I also recommend addressing constipation immediately when it happens, and continuing to actively work to finding viable solutions to chronic constipation to avoid the need for surgery.

Recommendations for Helping Your Cat Avoid Megacolon

As a proactive wellness veterinarian, I encourage cat parents to try to prevent megacolon by making healthy lifestyle choices for their pet.

A moisture-rich, nutritionally balanced, species-appropriate diet and a constant supply of fresh filtered drinking water are very important in helping to prevent dehydration and constipation. I also recommend a high-quality pet probiotic and digestive enzymes with each meal.

Many functional medicine doctors believe a diseased microbiome from poor-quality food and environmental toxins contributes to this syndrome, so partnering with an educated practitioner that focuses on creating vibrant gut health is important.

I can't stress enough the important of keeping kitties well-hydrated. Especially if you're still feeding a dry diet (which I absolutely don't recommend), in order to make sure your cat is getting enough moisture each day, try adding a little water or bone broth to her food. Also consider buying a pet drinking fountain, since many cats who won't drink still water will happily drink moving water from a fountain. Regular exercise is very important, as is helping your pet maintain her ideal body weight.

In multi-cat households, kitties should be provided with enough litterboxes of the right size in low traffic areas with the cat's preferred litter to encourage normal and healthy defecation. If your cat is eliminating outside the box, it's important to not only have her checked by your veterinarian, but also to experiment with different types of litter and litterboxes.

Monitor your pet's "output" and keep the boxes clean by scooping them at least once a day, and thoroughly sanitizing them weekly. Regularly brushing or combing your cat's coat to remove loose fur and debris can help keep things moving smoothly through the gastrointestinal (GI) tract and also prevent hairballs. There are a number of natural remedies for constipation that I always recommend trying before resorting to harsher laxatives. These include:

Psyllium husk powder: 1/2 teaspoon per 10 pounds of body weight one to two times daily on food

Ground dark green leafy veggies: 1 teaspoon per 10 pounds of body weight one to two times daily with food

Coconut oil: 1/2 teaspoon per 10 pounds of body weight one to two times daily

Canned 100 percent pumpkin: 1 teaspoon per 10 pounds of body weight one to two times daily on food

Organic apple cider vinegar (ACV), raw and unfiltered: 1/4 teaspoon per 10 pounds of body weight added to food one to two times daily

Aloe juice (not the topical gel): 1/4 teaspoon per 10 pounds of body weight one to two times daily on food

Acacia fiber: 1/8 teaspoon per 10 pounds of body weight one to two times daily as prebiotic fiber

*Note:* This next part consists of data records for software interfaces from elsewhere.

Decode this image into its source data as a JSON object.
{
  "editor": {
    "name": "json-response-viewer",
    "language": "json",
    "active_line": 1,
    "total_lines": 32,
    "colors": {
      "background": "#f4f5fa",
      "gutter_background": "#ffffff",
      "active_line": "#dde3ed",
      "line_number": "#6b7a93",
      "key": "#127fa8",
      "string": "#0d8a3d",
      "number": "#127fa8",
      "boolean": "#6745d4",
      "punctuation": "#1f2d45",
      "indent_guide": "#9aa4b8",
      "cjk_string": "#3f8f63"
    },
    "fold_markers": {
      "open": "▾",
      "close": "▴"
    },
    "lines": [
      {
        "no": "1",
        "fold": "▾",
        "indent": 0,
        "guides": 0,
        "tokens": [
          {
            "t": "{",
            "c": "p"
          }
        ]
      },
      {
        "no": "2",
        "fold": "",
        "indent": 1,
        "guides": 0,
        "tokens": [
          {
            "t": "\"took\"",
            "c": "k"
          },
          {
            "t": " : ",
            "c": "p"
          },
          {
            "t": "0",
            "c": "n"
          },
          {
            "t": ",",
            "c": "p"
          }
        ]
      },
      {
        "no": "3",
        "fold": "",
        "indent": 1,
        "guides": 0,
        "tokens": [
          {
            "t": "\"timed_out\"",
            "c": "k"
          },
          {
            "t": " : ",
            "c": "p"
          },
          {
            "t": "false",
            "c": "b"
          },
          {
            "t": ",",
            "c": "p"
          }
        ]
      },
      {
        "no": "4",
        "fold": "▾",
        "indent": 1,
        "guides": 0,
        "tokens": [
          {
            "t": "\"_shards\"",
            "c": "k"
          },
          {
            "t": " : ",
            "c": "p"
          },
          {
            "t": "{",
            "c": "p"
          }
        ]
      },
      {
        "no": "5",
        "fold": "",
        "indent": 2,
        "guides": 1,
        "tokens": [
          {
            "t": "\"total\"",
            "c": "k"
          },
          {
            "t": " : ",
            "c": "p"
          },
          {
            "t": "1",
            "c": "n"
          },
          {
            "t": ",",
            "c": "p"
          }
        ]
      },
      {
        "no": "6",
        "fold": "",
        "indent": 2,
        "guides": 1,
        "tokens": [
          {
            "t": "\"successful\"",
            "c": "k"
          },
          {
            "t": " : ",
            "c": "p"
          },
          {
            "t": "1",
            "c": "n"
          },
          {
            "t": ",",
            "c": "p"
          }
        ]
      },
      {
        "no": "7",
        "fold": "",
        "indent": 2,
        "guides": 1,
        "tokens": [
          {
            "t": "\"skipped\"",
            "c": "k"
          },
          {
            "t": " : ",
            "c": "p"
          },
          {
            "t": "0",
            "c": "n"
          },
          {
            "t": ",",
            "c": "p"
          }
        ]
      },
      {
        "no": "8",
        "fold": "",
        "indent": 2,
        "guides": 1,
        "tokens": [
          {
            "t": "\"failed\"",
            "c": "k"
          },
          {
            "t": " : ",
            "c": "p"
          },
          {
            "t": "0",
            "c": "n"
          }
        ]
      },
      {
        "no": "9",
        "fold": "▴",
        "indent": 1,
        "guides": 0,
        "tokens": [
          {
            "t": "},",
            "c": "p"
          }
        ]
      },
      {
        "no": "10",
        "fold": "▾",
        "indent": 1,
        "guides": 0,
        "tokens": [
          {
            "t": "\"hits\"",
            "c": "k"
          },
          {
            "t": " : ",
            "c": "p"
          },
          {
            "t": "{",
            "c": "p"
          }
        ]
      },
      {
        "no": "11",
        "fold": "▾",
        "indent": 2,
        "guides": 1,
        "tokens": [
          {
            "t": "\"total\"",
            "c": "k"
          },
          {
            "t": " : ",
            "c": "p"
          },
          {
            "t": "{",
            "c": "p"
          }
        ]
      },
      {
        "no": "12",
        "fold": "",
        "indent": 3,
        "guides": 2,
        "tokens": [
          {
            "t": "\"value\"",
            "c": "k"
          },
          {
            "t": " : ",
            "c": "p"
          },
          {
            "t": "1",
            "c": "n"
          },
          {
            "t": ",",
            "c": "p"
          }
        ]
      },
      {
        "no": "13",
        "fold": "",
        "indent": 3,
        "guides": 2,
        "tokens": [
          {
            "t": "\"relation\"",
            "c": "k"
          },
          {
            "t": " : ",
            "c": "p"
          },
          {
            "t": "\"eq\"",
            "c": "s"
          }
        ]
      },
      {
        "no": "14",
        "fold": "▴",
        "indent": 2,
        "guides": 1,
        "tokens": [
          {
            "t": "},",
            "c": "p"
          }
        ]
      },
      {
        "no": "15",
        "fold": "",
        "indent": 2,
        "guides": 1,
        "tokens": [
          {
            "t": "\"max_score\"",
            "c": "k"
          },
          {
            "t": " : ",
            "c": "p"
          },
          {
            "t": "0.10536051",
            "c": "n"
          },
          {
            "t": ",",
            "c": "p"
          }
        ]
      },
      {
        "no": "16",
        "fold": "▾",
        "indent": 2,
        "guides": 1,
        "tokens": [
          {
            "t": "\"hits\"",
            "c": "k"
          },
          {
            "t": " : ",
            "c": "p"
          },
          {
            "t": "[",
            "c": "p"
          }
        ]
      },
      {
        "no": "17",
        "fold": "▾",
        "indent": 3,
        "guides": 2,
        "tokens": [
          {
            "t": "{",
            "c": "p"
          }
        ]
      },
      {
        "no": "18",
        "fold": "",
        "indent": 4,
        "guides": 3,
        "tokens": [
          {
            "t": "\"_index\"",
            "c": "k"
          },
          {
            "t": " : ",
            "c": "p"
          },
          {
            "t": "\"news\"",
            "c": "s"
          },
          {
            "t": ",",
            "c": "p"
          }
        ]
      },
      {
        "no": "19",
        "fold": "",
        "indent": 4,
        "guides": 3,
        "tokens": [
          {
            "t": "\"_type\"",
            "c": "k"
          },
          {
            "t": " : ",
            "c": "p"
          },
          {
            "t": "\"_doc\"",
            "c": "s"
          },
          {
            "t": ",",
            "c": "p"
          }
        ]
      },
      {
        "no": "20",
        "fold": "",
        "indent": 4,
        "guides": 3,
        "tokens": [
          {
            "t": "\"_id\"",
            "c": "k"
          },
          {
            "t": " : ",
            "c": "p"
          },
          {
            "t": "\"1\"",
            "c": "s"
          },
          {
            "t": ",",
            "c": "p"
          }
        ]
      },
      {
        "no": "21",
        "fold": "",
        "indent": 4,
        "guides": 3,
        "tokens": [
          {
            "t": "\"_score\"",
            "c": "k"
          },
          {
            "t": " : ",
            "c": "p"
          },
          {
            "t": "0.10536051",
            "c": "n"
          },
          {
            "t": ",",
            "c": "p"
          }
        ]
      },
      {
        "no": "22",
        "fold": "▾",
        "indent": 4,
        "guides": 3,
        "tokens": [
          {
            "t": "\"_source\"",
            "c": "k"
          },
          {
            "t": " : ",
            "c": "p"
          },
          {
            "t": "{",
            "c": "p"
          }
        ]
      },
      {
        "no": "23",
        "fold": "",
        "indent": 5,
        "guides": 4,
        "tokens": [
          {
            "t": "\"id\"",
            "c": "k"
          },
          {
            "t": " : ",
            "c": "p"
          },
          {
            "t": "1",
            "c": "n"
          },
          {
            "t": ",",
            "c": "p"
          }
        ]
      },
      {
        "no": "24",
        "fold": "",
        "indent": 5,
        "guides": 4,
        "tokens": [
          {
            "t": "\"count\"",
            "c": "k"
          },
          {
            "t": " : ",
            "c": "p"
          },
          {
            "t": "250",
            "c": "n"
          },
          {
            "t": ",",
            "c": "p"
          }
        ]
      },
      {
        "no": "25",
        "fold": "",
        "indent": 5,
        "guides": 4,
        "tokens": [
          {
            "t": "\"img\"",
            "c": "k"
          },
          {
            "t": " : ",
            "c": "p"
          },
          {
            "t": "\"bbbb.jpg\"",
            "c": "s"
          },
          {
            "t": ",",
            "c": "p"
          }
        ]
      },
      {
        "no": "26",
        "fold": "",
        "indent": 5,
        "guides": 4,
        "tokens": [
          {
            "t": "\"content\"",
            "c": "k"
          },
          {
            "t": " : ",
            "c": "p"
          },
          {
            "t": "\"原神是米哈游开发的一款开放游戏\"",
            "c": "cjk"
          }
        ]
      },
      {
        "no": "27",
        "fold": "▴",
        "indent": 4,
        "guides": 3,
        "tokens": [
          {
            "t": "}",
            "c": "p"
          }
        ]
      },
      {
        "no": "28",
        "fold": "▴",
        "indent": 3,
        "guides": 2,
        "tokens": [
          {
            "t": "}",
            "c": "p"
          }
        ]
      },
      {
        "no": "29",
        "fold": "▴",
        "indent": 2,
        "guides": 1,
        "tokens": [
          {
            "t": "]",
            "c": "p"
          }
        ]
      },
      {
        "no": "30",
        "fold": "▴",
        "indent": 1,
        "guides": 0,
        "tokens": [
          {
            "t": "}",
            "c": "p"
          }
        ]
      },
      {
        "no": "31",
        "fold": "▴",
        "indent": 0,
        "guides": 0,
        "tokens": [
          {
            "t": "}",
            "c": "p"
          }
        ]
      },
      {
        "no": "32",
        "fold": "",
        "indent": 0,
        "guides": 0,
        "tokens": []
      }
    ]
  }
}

It's important to never use a human laxative product on kitties, and if you're using a daily hairball remedy, choose a petroleum-free product to avoid adding unnecessary toxins to your pet's body.